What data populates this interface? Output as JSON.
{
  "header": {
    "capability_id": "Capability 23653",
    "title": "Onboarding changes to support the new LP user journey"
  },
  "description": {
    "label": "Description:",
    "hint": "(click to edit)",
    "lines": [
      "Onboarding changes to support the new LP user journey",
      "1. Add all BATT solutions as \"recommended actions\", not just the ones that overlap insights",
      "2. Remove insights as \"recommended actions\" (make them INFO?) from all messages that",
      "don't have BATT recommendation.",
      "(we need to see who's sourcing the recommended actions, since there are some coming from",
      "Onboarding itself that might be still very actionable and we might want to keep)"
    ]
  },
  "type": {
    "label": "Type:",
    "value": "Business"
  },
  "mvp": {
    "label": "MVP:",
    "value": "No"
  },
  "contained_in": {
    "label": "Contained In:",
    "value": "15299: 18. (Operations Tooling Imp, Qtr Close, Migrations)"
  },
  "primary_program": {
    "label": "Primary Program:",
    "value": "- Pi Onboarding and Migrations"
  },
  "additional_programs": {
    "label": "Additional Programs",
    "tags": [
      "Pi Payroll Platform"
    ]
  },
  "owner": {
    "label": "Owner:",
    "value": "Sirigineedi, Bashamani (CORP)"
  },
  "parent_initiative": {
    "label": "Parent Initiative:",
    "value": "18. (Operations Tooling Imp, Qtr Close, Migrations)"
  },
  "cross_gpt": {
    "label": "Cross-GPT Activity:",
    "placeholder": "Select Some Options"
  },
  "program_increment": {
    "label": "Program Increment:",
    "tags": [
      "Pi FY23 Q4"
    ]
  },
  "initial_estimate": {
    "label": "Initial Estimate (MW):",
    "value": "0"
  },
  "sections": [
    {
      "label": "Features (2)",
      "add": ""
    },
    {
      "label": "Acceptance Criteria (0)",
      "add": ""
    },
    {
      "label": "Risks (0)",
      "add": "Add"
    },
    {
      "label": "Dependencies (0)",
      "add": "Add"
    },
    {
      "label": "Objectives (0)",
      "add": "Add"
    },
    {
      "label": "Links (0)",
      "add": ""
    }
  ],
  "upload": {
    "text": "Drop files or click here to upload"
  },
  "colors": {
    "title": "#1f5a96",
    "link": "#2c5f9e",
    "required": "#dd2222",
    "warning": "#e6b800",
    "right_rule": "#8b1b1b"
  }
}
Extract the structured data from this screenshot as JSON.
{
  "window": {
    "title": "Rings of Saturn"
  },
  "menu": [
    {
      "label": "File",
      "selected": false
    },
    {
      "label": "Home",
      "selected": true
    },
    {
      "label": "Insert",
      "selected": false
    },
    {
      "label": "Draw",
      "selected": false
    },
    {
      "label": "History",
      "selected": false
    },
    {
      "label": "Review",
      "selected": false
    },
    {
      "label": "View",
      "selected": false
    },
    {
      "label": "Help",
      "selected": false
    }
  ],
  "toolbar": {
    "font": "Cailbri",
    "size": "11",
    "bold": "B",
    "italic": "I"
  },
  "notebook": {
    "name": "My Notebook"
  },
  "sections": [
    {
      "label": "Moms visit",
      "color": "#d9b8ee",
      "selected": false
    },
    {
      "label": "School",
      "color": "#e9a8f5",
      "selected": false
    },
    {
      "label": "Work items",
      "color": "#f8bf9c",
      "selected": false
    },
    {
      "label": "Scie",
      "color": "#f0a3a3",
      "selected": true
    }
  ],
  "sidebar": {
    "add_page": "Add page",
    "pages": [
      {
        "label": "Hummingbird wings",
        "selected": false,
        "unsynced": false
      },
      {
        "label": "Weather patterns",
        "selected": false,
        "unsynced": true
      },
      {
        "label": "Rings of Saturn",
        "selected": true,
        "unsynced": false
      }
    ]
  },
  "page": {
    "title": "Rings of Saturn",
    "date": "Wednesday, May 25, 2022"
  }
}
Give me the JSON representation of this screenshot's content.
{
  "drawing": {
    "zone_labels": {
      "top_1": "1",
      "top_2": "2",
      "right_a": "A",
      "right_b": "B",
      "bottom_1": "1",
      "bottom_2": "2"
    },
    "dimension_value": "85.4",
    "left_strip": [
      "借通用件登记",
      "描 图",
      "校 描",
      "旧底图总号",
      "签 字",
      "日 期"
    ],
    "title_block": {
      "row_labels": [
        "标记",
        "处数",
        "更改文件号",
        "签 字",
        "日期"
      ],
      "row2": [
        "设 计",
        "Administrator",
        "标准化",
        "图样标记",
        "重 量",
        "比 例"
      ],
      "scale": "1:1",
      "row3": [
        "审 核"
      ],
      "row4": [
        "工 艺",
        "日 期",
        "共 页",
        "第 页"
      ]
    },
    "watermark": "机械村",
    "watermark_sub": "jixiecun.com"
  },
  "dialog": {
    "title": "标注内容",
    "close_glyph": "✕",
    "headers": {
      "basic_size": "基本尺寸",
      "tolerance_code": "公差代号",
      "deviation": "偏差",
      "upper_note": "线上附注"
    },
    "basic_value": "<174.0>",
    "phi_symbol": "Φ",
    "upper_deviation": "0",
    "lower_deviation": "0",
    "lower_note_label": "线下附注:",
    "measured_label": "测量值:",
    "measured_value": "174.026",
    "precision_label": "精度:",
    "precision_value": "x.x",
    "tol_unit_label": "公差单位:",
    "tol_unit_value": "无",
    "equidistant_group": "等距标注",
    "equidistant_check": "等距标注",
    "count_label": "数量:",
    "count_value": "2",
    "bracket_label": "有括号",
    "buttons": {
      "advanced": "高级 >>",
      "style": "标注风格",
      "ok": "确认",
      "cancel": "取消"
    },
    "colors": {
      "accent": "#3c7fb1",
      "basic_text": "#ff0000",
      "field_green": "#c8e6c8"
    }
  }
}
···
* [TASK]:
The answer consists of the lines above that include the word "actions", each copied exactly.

* [THE ANSWER]:
      "1. Add all BATT solutions as \"recommended actions\", not just the ones that overlap insights",
      "2. Remove insights as \"recommended actions\" (make them INFO?) from all messages that",
      "(we need to see who's sourcing the recommended actions, since there are some coming from",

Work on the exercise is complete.